Soon she has broken off an engagement and taken up with Marco, leaving us to wonder what in the hell that dialogue was about. Was it in code? Was Marco hallucinating? It seems strange that the Chinese brainwashed the entire patrol, but needed only Raymond as an assassin. Why, then, spare the others with their nightmares and suspicions? Is Sinatra's Maj. Marco another Manchurian sleeper, and is Rosie his controller? If you look at their scenes carefully, you find that she broke off her engagement immediately after their awkward train meeting and before their first date. Reflect on the scene where she talks about Marco beating up "a very large Korean gentlemen," and ask yourself what she means when she calls this man, who she has never seen, "the general." I don't know. Maybe Rosie just talks funny. It would be a nice touch, though, for this screwball story to have another layer circling beneath.
The second film , released in 2004, was directed by Jonathan Demme , and starred Liev Schreiber as Shaw, Denzel Washington as Marco, and Meryl Streep as Eleanor. It was generally well received by critics, and moderately successful at the box office. The film updated the conflict (and brainwashing) to the Persian Gulf War in 1991, emphasized the science fiction aspects of the story by setting the action in a dystopian near-future (implied to be 2008), had a . corporation (called "Manchurian Global") as the perpetrator of the brainwashing and conspiracy instead of foreign Communist groups, and dropped the Johnny Iselin character in favor of making both Shaw and his mother elected politicians.
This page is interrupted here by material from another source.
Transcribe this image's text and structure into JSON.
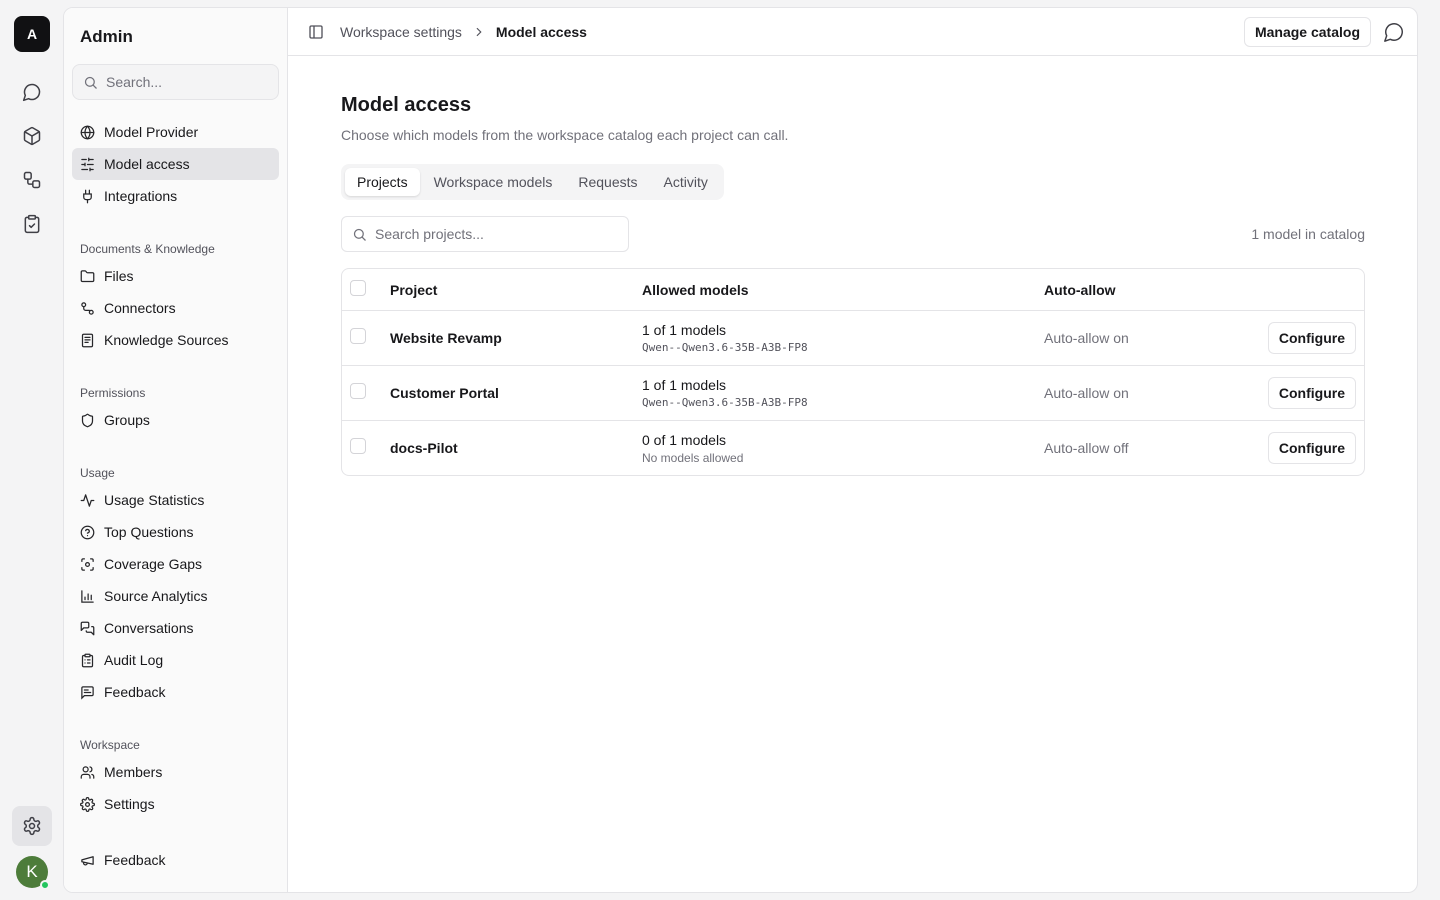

The movie adaptations also omit the novel's portrayal of incest between Raymond and his mother, only hinting at it with a mouth-to-mouth kiss.
Shaw shocks his parents when he tells them that he isn't accompanying them home on their campaign plane, but will instead be going to New York to work for respected and decent liberal publisher Holborn Gaines (Lloyd Corrigan) as his confidential assistant - Gaines is denounced by his arrogant mother as "a Communist!" In the expressions of her face, she exhibits brash forcefulness, vehement insistence, and subdued violence. He angers them even further by his repulsion for their virulent anti-communism, and for avowing an affinity for his new boss' animosity toward both of them: "We both discovered that we both loathe and despise you and Johnny."